1. How does Coyle describe the 17th century origins of GDP? How has its use by governments changed since then?
2. How is GDP used to make comparisons across time? How is it possible for a nation like Nigeria to post a GDP figure 89% higher than the previous day?
3. Roberts argues that GDP measures cannot account for quality changes over time. Why is this the case, and what problems does it pose?
4. In what ways is measuring the "government" component of GDP problematic?
5. To what extent does relying on GDP as a measure of economic well-being perpetuate "gross materialism?" Explain.
6. Approximately fifteen minutes into the episode, Roberts mentions the "stagnation argument." What does he mean by this, and how persuaded are you that this is a significant problem?
7. Roberts and Coyle discuss current research on happiness about halfway through the episode. One alternative to GDP that Coyle points to is the Australian "dashboard" approach. What is this, and how do you think this measure compares to GDP?
8. Roberts notes that politicians often advocate policies which they claim will increase GDP. To what extent is this really possible? Explain.
9. Near the end of the episode, Roberts asks Coyle what the government should be measuring. How does she reply? How effective do you believe her suggestions could be?

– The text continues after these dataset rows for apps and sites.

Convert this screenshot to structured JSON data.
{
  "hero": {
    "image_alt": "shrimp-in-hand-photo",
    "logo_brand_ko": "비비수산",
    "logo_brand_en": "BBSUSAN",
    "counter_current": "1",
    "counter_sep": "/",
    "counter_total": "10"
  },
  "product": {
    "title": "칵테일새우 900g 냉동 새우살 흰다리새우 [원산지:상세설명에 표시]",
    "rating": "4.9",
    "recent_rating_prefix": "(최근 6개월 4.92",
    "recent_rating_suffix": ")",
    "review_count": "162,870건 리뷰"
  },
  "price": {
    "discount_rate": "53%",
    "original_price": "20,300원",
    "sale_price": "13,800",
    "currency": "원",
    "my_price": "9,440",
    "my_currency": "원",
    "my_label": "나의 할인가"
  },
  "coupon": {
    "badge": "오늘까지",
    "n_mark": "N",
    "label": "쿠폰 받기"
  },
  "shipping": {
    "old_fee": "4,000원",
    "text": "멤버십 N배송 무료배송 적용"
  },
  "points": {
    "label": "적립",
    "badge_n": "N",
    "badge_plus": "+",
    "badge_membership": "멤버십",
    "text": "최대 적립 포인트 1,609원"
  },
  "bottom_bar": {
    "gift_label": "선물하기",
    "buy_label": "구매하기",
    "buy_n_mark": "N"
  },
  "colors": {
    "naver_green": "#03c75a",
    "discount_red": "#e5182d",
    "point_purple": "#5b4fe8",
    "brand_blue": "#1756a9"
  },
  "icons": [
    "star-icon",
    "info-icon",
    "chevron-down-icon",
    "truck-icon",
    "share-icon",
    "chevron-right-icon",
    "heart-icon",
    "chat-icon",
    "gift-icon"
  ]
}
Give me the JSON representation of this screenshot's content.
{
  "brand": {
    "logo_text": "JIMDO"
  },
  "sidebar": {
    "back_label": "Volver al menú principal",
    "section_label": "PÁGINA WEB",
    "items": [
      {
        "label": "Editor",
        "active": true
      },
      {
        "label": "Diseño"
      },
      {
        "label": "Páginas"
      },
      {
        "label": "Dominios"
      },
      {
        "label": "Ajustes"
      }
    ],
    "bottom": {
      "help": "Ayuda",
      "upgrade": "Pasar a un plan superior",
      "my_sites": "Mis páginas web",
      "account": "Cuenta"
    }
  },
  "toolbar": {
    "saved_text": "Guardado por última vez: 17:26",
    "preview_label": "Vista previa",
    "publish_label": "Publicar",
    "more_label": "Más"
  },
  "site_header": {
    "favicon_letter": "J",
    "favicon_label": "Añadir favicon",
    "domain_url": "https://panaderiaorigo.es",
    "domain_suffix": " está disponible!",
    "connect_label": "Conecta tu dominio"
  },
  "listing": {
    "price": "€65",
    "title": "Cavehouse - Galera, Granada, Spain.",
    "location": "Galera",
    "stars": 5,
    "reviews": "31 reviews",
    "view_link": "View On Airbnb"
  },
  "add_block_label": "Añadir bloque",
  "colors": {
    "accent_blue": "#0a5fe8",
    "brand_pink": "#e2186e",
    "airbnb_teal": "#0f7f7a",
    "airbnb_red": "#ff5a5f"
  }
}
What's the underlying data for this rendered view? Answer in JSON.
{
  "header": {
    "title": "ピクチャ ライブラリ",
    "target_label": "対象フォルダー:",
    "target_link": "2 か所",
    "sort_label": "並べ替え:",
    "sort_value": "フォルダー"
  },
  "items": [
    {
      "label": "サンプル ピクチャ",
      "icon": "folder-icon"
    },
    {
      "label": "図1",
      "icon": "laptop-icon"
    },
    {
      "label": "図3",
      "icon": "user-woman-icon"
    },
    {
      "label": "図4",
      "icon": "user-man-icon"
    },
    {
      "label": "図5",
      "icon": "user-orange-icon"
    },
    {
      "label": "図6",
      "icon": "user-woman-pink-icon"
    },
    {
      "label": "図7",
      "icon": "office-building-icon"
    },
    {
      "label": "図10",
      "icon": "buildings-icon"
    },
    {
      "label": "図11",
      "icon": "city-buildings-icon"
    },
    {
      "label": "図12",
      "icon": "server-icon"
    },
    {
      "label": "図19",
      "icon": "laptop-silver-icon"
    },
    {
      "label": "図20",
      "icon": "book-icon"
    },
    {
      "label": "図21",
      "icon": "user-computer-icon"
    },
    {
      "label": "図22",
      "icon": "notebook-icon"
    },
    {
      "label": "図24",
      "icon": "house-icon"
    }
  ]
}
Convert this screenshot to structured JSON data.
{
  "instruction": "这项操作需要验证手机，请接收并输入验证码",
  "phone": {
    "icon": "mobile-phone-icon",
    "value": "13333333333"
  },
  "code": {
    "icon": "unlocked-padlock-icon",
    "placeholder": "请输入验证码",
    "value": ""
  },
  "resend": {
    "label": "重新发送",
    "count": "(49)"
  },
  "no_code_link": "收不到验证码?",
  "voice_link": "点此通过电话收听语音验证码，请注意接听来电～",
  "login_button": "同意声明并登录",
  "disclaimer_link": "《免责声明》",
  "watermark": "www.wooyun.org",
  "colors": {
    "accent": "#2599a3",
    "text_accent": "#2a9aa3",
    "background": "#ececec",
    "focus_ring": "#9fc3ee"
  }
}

The cuneiform inscription in the Liberty Fund logo is the earliest-known written appearance of the word "freedom" (amagi), or "liberty." It is taken from a clay document written about 2300 B.C. in the Sumerian city-state of Lagash.